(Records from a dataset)
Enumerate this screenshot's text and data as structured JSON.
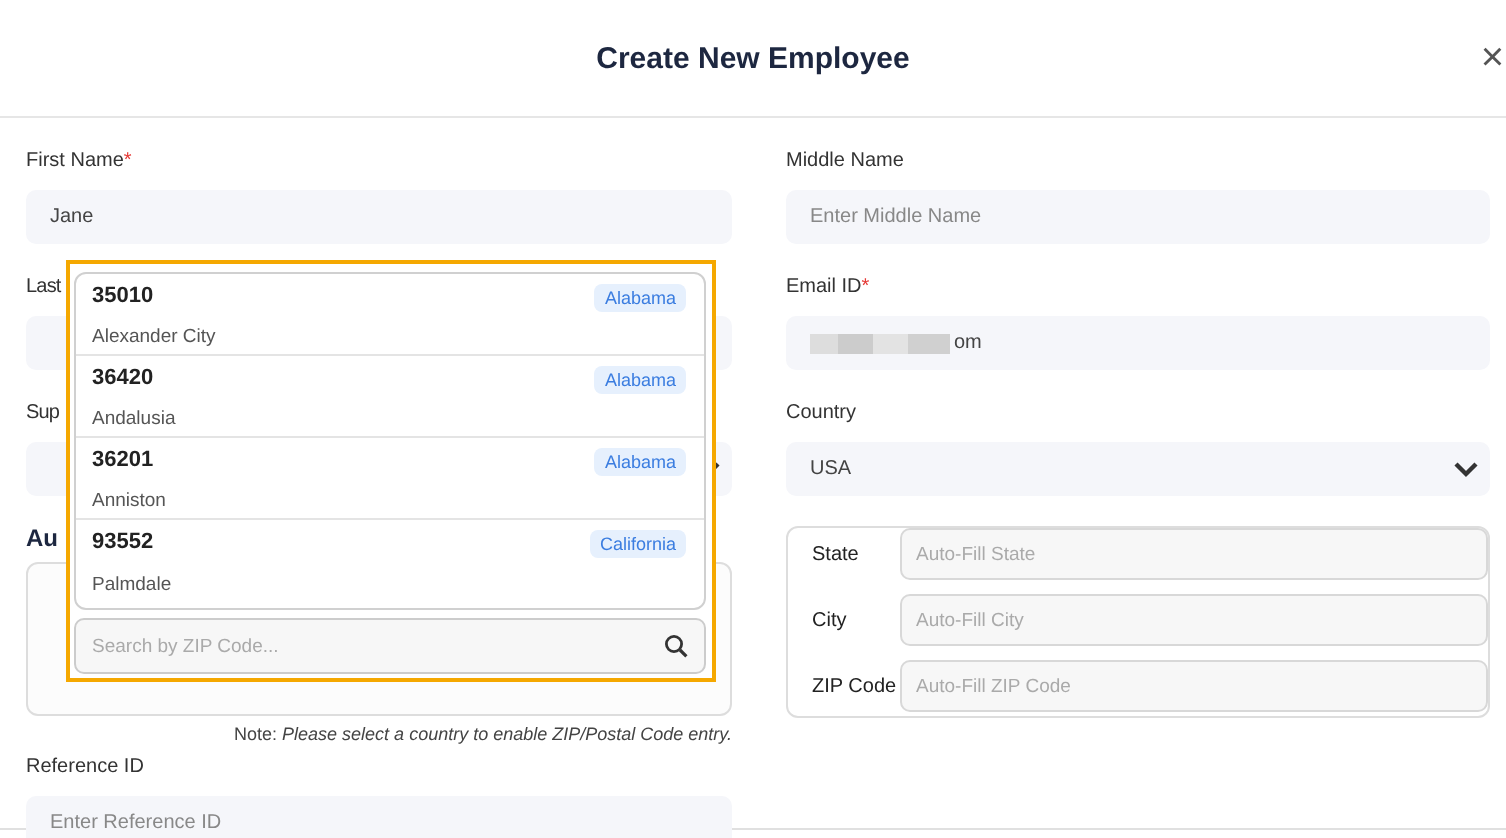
{
  "dialog": {
    "title": "Create New Employee",
    "close": "×"
  },
  "left": {
    "first_name": {
      "label": "First Name",
      "required": "*",
      "value": "Jane"
    },
    "last_name_label": "Last",
    "supervisor_label": "Sup",
    "address_heading": "Au",
    "note": {
      "prefix": "Note:",
      "text": "Please select a country to enable ZIP/Postal Code entry."
    },
    "reference": {
      "label": "Reference ID",
      "placeholder": "Enter Reference ID"
    }
  },
  "right": {
    "middle_name": {
      "label": "Middle Name",
      "placeholder": "Enter Middle Name"
    },
    "email": {
      "label": "Email ID",
      "required": "*",
      "value": "om"
    },
    "country": {
      "label": "Country",
      "value": "USA"
    },
    "address": [
      {
        "label": "State",
        "placeholder": "Auto-Fill State"
      },
      {
        "label": "City",
        "placeholder": "Auto-Fill City"
      },
      {
        "label": "ZIP Code",
        "placeholder": "Auto-Fill ZIP Code"
      }
    ]
  },
  "zip_dropdown": {
    "options": [
      {
        "zip": "35010",
        "city": "Alexander City",
        "state": "Alabama"
      },
      {
        "zip": "36420",
        "city": "Andalusia",
        "state": "Alabama"
      },
      {
        "zip": "36201",
        "city": "Anniston",
        "state": "Alabama"
      },
      {
        "zip": "93552",
        "city": "Palmdale",
        "state": "California"
      }
    ],
    "search_placeholder": "Search by ZIP Code..."
  }
}
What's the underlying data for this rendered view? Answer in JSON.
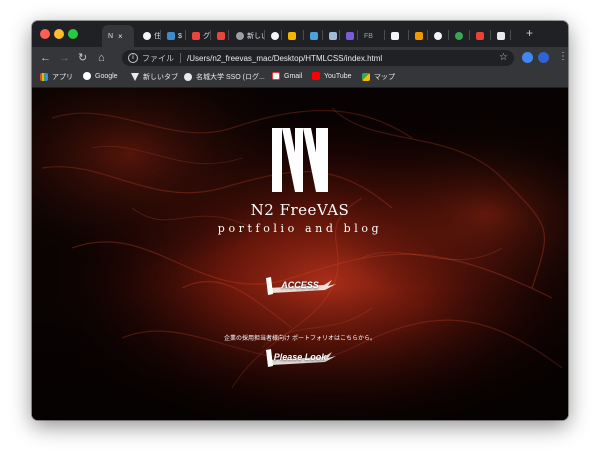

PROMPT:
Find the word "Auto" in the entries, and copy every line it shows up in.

EXERCISE RESULT:
        "placeholder": "Auto-Fill State"
        "placeholder": "Auto-Fill City"
        "placeholder": "Auto-Fill ZIP Code"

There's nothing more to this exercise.